[Exercise aim]
Every line of the listing below should be written out exactly, minus its pictures.

[Exercise material]
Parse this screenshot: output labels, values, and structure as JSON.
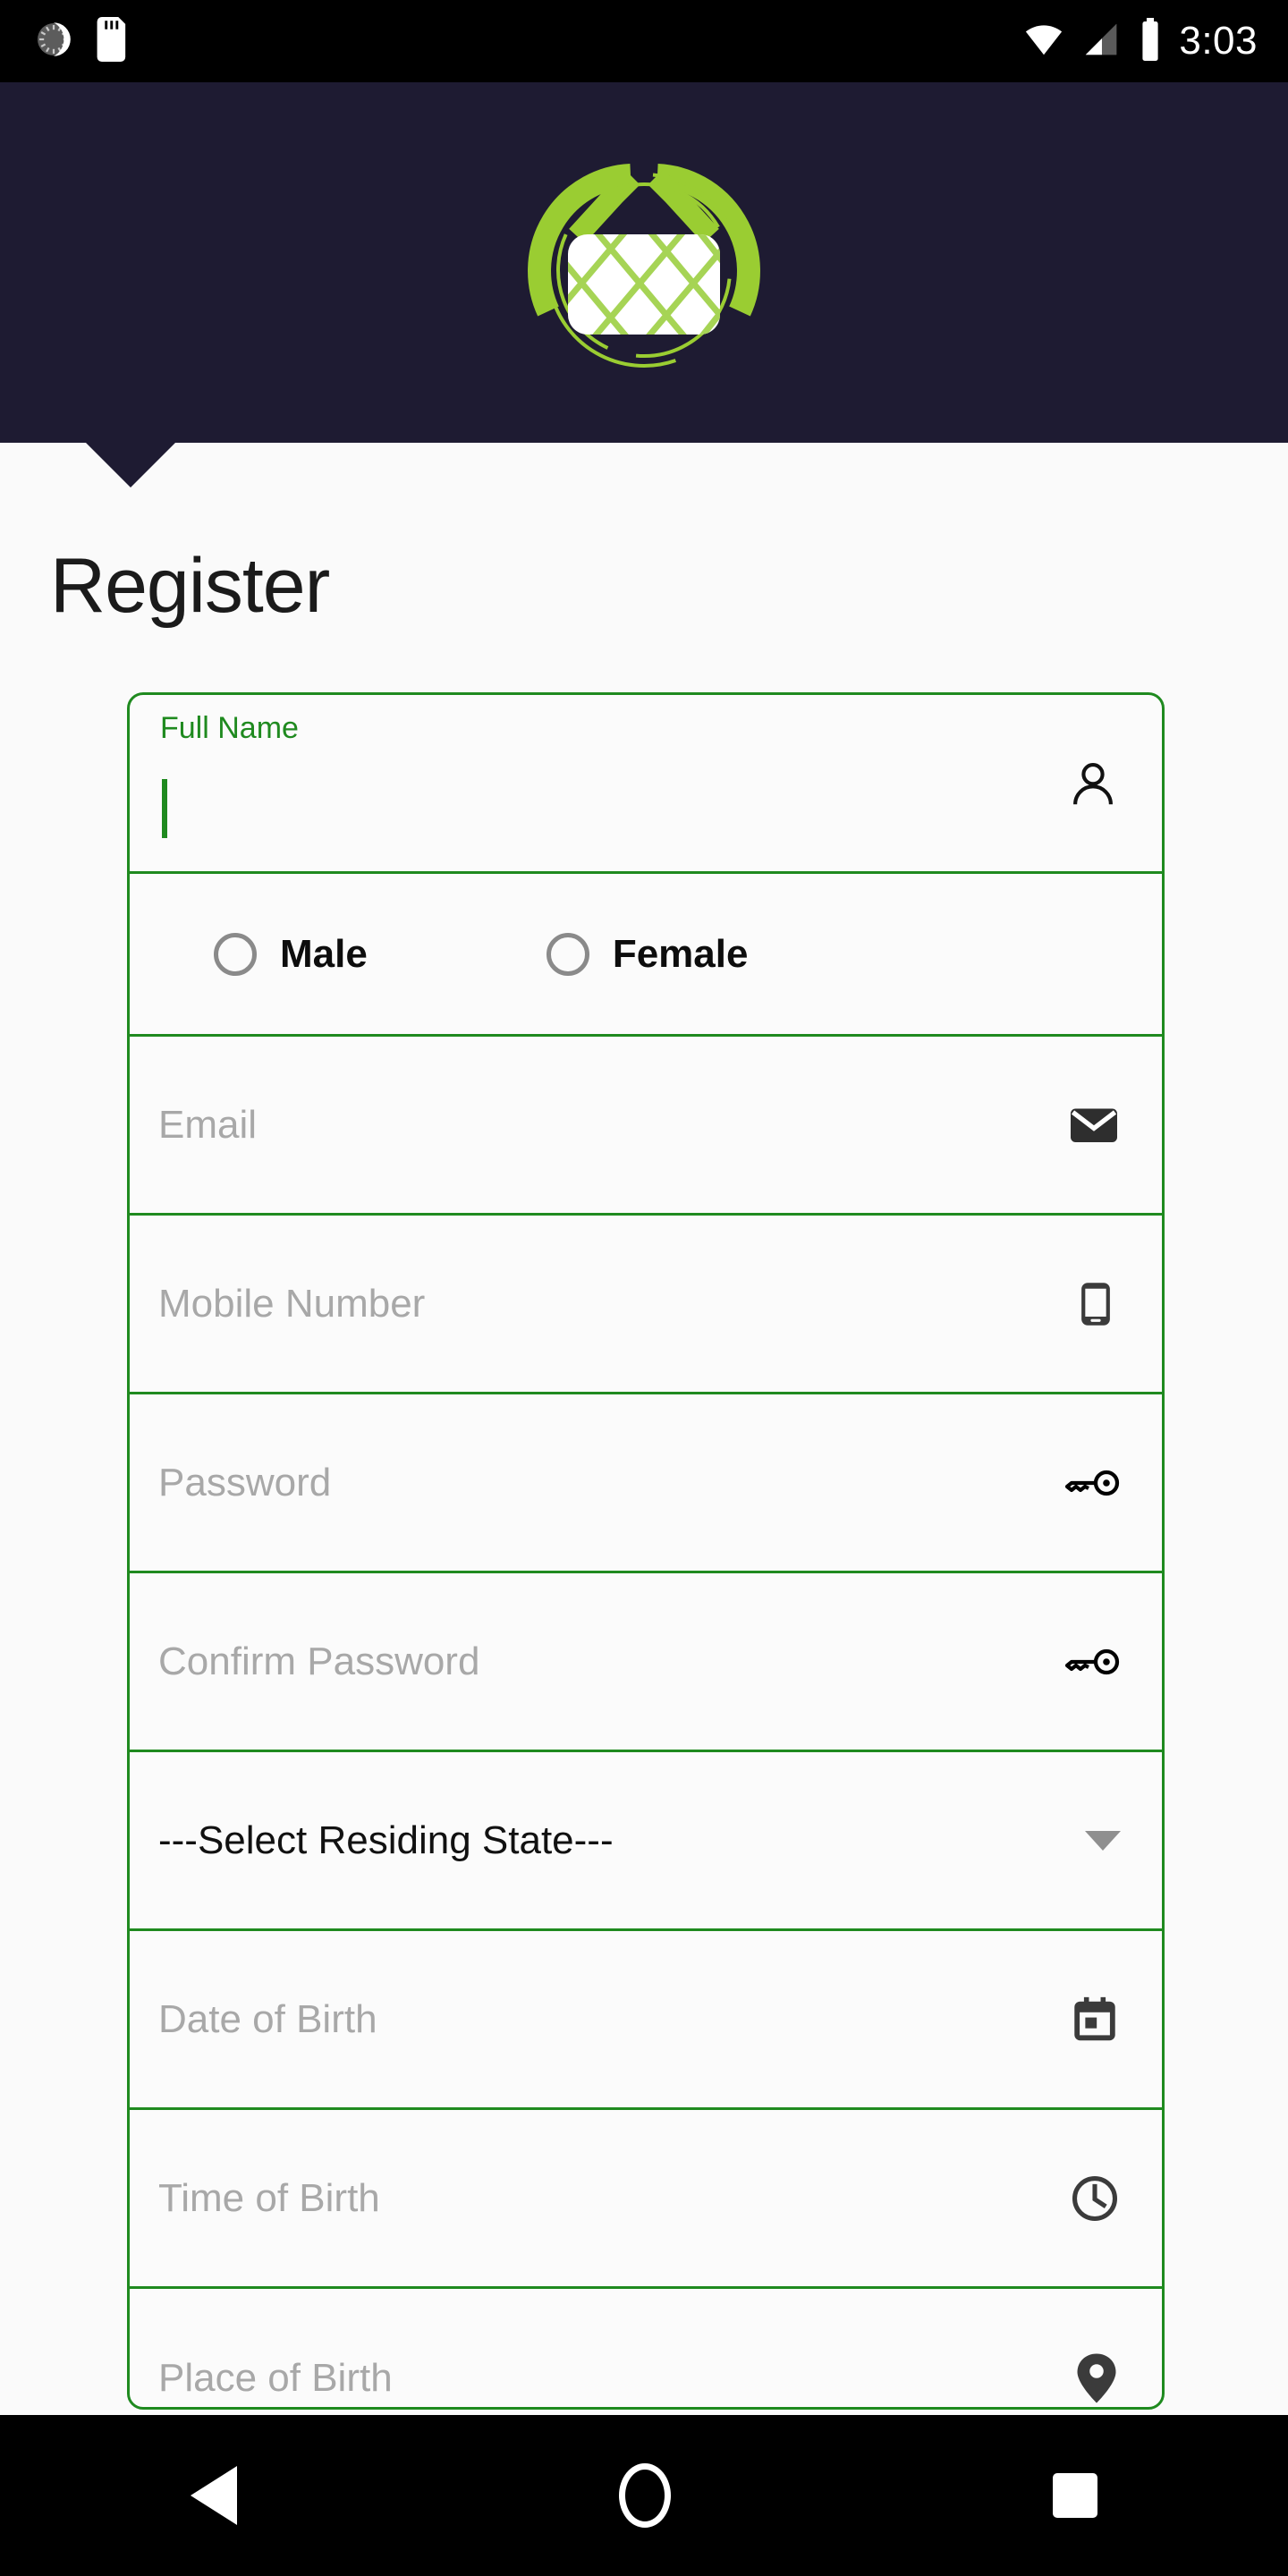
{
  "statusbar": {
    "time": "3:03",
    "left_icons": [
      "sync-spinner-icon",
      "sd-card-icon"
    ],
    "right_icons": [
      "wifi-icon",
      "cellular-signal-icon",
      "battery-icon"
    ]
  },
  "header": {
    "logo": "app-logo-lattice-in-circle",
    "background_color": "#1e1b32",
    "accent_color": "#9acd32"
  },
  "page": {
    "title": "Register",
    "accent_color": "#1f8a1f"
  },
  "form": {
    "full_name": {
      "label": "Full Name",
      "value": "",
      "placeholder": "",
      "icon": "person-icon"
    },
    "gender": {
      "options": [
        {
          "label": "Male",
          "selected": false
        },
        {
          "label": "Female",
          "selected": false
        }
      ]
    },
    "email": {
      "placeholder": "Email",
      "value": "",
      "icon": "envelope-icon"
    },
    "mobile": {
      "placeholder": "Mobile Number",
      "value": "",
      "icon": "mobile-phone-icon"
    },
    "password": {
      "placeholder": "Password",
      "value": "",
      "icon": "key-icon"
    },
    "confirm_password": {
      "placeholder": "Confirm Password",
      "value": "",
      "icon": "key-icon"
    },
    "residing_state": {
      "selected": "---Select Residing State---",
      "icon": "chevron-down-icon"
    },
    "date_of_birth": {
      "placeholder": "Date of Birth",
      "value": "",
      "icon": "calendar-icon"
    },
    "time_of_birth": {
      "placeholder": "Time of Birth",
      "value": "",
      "icon": "clock-icon"
    },
    "place_of_birth": {
      "placeholder": "Place of Birth",
      "value": "",
      "icon": "location-pin-icon"
    }
  },
  "navbar": {
    "back": "back-triangle-icon",
    "home": "home-circle-icon",
    "recents": "recents-square-icon"
  }
}
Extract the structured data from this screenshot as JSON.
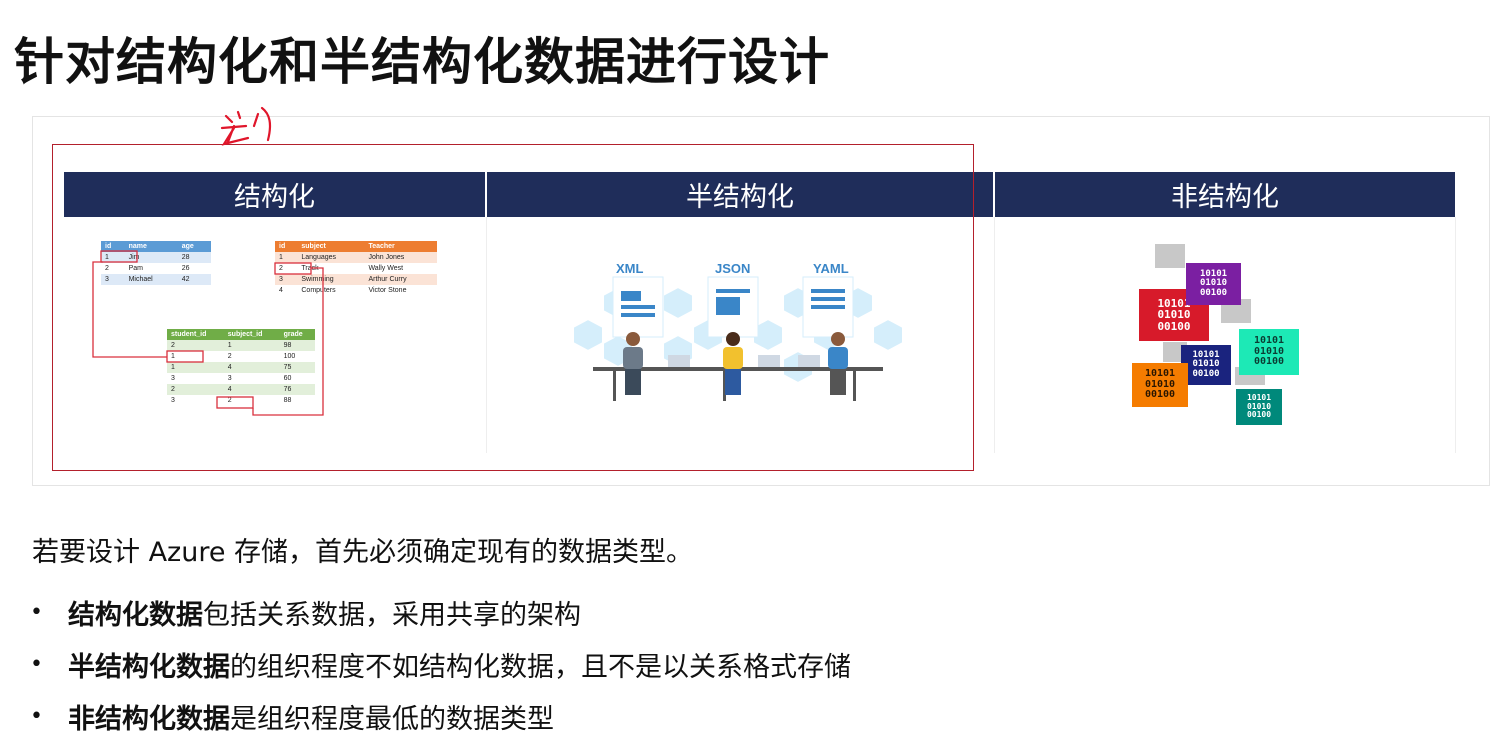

[Task answer]
Parse this screenshot: output labels, values, and structure as JSON.
{
  "statusbar": {
    "time": "3:03",
    "left_icons": [
      "sync-spinner-icon",
      "sd-card-icon"
    ],
    "right_icons": [
      "wifi-icon",
      "cellular-signal-icon",
      "battery-icon"
    ]
  },
  "header": {
    "logo": "app-logo-lattice-in-circle",
    "background_color": "#1e1b32",
    "accent_color": "#9acd32"
  },
  "page": {
    "title": "Register",
    "accent_color": "#1f8a1f"
  },
  "form": {
    "full_name": {
      "label": "Full Name",
      "value": "",
      "placeholder": "",
      "icon": "person-icon"
    },
    "gender": {
      "options": [
        {
          "label": "Male",
          "selected": false
        },
        {
          "label": "Female",
          "selected": false
        }
      ]
    },
    "email": {
      "placeholder": "Email",
      "value": "",
      "icon": "envelope-icon"
    },
    "mobile": {
      "placeholder": "Mobile Number",
      "value": "",
      "icon": "mobile-phone-icon"
    },
    "password": {
      "placeholder": "Password",
      "value": "",
      "icon": "key-icon"
    },
    "confirm_password": {
      "placeholder": "Confirm Password",
      "value": "",
      "icon": "key-icon"
    },
    "residing_state": {
      "selected": "---Select Residing State---",
      "icon": "chevron-down-icon"
    },
    "date_of_birth": {
      "placeholder": "Date of Birth",
      "value": "",
      "icon": "calendar-icon"
    },
    "time_of_birth": {
      "placeholder": "Time of Birth",
      "value": "",
      "icon": "clock-icon"
    },
    "place_of_birth": {
      "placeholder": "Place of Birth",
      "value": "",
      "icon": "location-pin-icon"
    }
  },
  "navbar": {
    "back": "back-triangle-icon",
    "home": "home-circle-icon",
    "recents": "recents-square-icon"
  }
}
Extract the structured data from this screenshot as JSON.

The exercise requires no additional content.